Emily Dugan, The Guardian (UK)

Thai factory used by Tesco faces criminal charges over treatment of workers

Thai police have brought criminal charges against a clothing factory that was used by Tesco to make F&F clothes, over its treatment of workers.


The charges mark a major change in tack by Thai police after the Guardian reported that officials initially took one day to conclude no laws were broken in what was dubbed a “sham” investigation. Less than a month after that article was published, the police went back and interviewed 52 workers again and have now brought charges.


Police said the second interviews established that VKG “had committed offences,” and that criminal charges were filed at the end of January. They denied their initial investigation had found no laws were broken, contradicting a statement made at the time.


The superintendent [of Mae Sot police station] said workers had documentary evidence to support their statements and that the investigation was continuing. “Within the next week we plan to interview 52 Myanmar migrant workers. We have enough evidence to prosecute VK Garment and associates, both documents and witnesses.”

Oliver Holland, a partner at Leigh Day representing the workers in the UK lawsuit, welcomed the new Thai police investigation.


Roisai Wongsuban of Freedom Fund said there was frustration that charges had not been brought over allegations of illegally low pay and forced labour.


Tesco did not comment on the latest charges but in an earlier statement a spokesperson said: “Protecting the rights of everyone working in our supply chain is absolutely essential to how we do business. In order to uphold our stringent human rights standards, we have a robust auditing process in place across our supply chain and the communities where we operate.

“We understand the Thai labour court has awarded compensation to those involved, and we would continue to urge the supplier to reimburse employees for any wages they are owed.”

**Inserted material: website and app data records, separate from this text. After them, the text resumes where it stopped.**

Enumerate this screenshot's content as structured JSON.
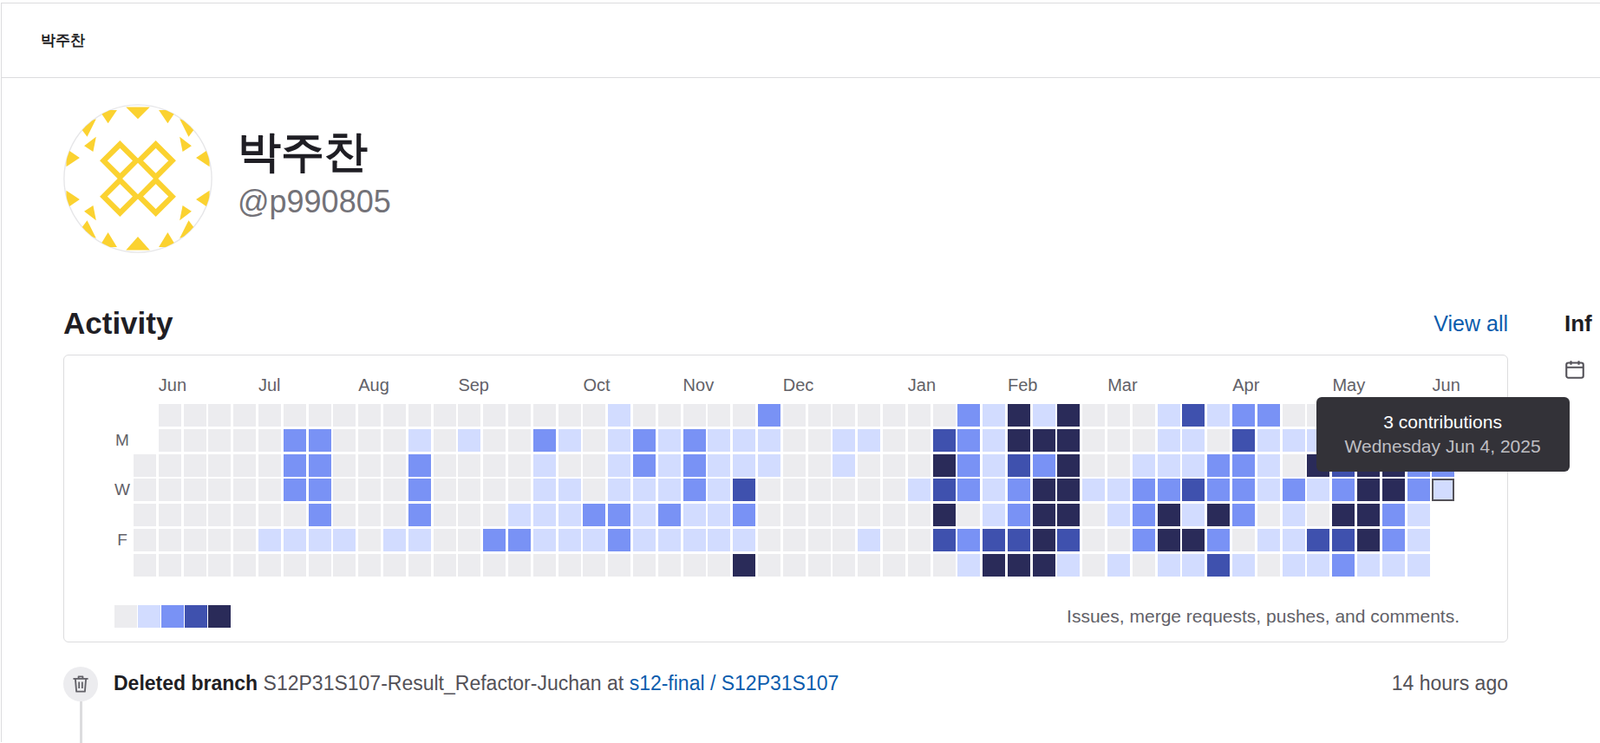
{
  "header": {
    "title": "박주찬"
  },
  "profile": {
    "name": "박주찬",
    "username": "@p990805"
  },
  "activity": {
    "title": "Activity",
    "view_all": "View all",
    "months": [
      {
        "label": "Jun",
        "week": 1
      },
      {
        "label": "Jul",
        "week": 5
      },
      {
        "label": "Aug",
        "week": 9
      },
      {
        "label": "Sep",
        "week": 13
      },
      {
        "label": "Oct",
        "week": 18
      },
      {
        "label": "Nov",
        "week": 22
      },
      {
        "label": "Dec",
        "week": 26
      },
      {
        "label": "Jan",
        "week": 31
      },
      {
        "label": "Feb",
        "week": 35
      },
      {
        "label": "Mar",
        "week": 39
      },
      {
        "label": "Apr",
        "week": 44
      },
      {
        "label": "May",
        "week": 48
      },
      {
        "label": "Jun",
        "week": 52
      }
    ],
    "day_labels": [
      "",
      "M",
      "",
      "W",
      "",
      "F",
      ""
    ],
    "days": [
      [
        null,
        0,
        0,
        0,
        0,
        0,
        0,
        0,
        0,
        0,
        0,
        0,
        0,
        0,
        0,
        0,
        0,
        0,
        0,
        1,
        0,
        0,
        0,
        0,
        0,
        2,
        0,
        0,
        0,
        0,
        0,
        0,
        0,
        2,
        1,
        4,
        1,
        4,
        0,
        0,
        0,
        1,
        3,
        1,
        2,
        2,
        0,
        0,
        1,
        3,
        2,
        1,
        1
      ],
      [
        null,
        0,
        0,
        0,
        0,
        0,
        2,
        2,
        0,
        0,
        0,
        1,
        0,
        1,
        0,
        0,
        2,
        1,
        0,
        1,
        2,
        1,
        2,
        1,
        1,
        1,
        0,
        0,
        1,
        1,
        0,
        0,
        3,
        2,
        1,
        4,
        4,
        4,
        0,
        0,
        0,
        1,
        1,
        0,
        3,
        1,
        1,
        1,
        4,
        4,
        3,
        1,
        2
      ],
      [
        0,
        0,
        0,
        0,
        0,
        0,
        2,
        2,
        0,
        0,
        0,
        2,
        0,
        0,
        0,
        0,
        1,
        0,
        0,
        1,
        2,
        1,
        2,
        1,
        1,
        1,
        0,
        0,
        1,
        0,
        0,
        0,
        4,
        2,
        1,
        3,
        2,
        4,
        0,
        0,
        1,
        1,
        1,
        2,
        2,
        1,
        0,
        4,
        3,
        4,
        4,
        2,
        2
      ],
      [
        0,
        0,
        0,
        0,
        0,
        0,
        2,
        2,
        0,
        0,
        0,
        2,
        0,
        0,
        0,
        0,
        1,
        1,
        0,
        1,
        1,
        1,
        2,
        1,
        3,
        0,
        0,
        0,
        0,
        0,
        0,
        1,
        3,
        2,
        1,
        2,
        4,
        4,
        1,
        1,
        2,
        2,
        3,
        2,
        2,
        1,
        2,
        1,
        2,
        4,
        4,
        2,
        1
      ],
      [
        0,
        0,
        0,
        0,
        0,
        0,
        0,
        2,
        0,
        0,
        0,
        2,
        0,
        0,
        0,
        1,
        1,
        1,
        2,
        2,
        1,
        2,
        1,
        1,
        2,
        0,
        0,
        0,
        0,
        0,
        0,
        0,
        4,
        0,
        1,
        2,
        4,
        4,
        0,
        1,
        2,
        4,
        1,
        4,
        2,
        0,
        1,
        0,
        4,
        4,
        2,
        1,
        null
      ],
      [
        0,
        0,
        0,
        0,
        0,
        1,
        1,
        1,
        1,
        0,
        1,
        1,
        0,
        0,
        2,
        2,
        1,
        1,
        1,
        2,
        1,
        1,
        1,
        1,
        1,
        0,
        0,
        0,
        0,
        1,
        0,
        0,
        3,
        2,
        3,
        3,
        4,
        3,
        0,
        0,
        2,
        4,
        4,
        2,
        0,
        1,
        1,
        3,
        3,
        4,
        2,
        1,
        null
      ],
      [
        0,
        0,
        0,
        0,
        0,
        0,
        0,
        0,
        0,
        0,
        0,
        0,
        0,
        0,
        0,
        0,
        0,
        0,
        0,
        0,
        0,
        0,
        0,
        0,
        4,
        0,
        0,
        0,
        0,
        0,
        0,
        0,
        0,
        1,
        4,
        4,
        4,
        1,
        0,
        1,
        0,
        1,
        1,
        3,
        1,
        0,
        1,
        1,
        2,
        1,
        1,
        1,
        null
      ]
    ],
    "legend": [
      0,
      1,
      2,
      3,
      4
    ],
    "caption": "Issues, merge requests, pushes, and comments.",
    "tooltip": {
      "title": "3 contributions",
      "date": "Wednesday Jun 4, 2025",
      "week": 52,
      "day": 3
    }
  },
  "info": {
    "title": "Inf"
  },
  "feed": [
    {
      "action": "Deleted branch",
      "branch": "S12P31S107-Result_Refactor-Juchan",
      "connector": "at",
      "project": "s12-final / S12P31S107",
      "time": "14 hours ago"
    }
  ]
}
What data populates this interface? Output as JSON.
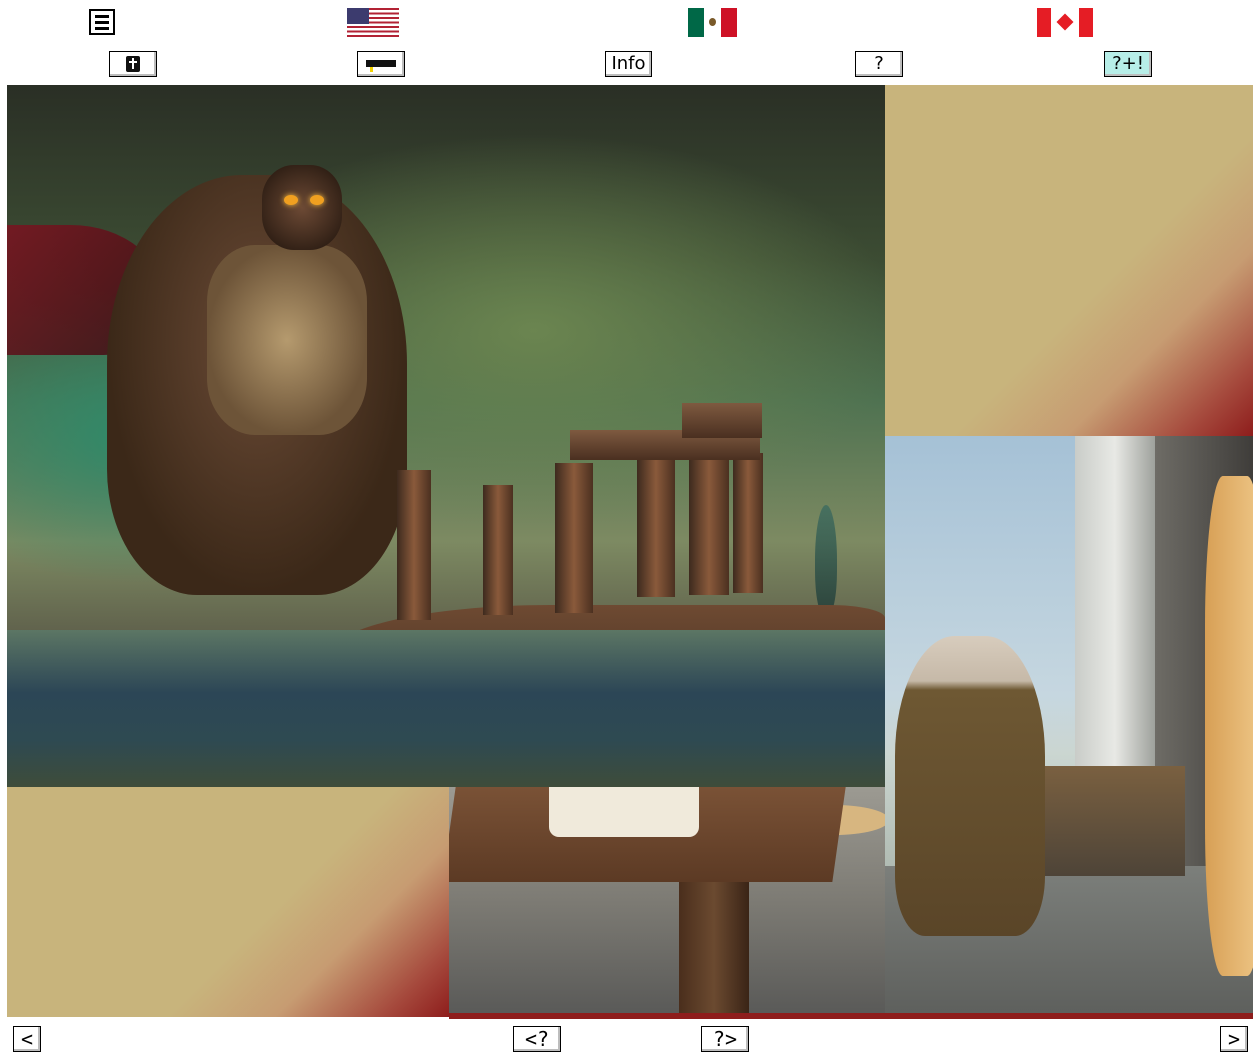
{
  "top_icons": {
    "menu_icon": "hamburger-menu-icon",
    "flags": [
      "us-flag-icon",
      "mexico-flag-icon",
      "canada-flag-icon"
    ]
  },
  "toolbar": {
    "bible_icon": "bible-icon",
    "graduation_icon": "graduation-cap-icon",
    "info_label": "Info",
    "help_label": "?",
    "quiz_label": "?+!",
    "quiz_highlight_color": "#b7eee8"
  },
  "colors": {
    "gold": "#c8b47c",
    "maroon": "#8e1d1c"
  },
  "nav": {
    "prev_label": "<",
    "prev_question_label": "<?",
    "next_question_label": "?>",
    "next_label": ">"
  }
}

Sirikul Tatiyawongpaibul, the managing director of VKG, did not respond to requests for comment. She previously said the factory had not broken any laws. “We have provided safe working conditions to all employees,” she said. She added the claims should be presented in court and could not be commented on, given the pending appeal in Thailand.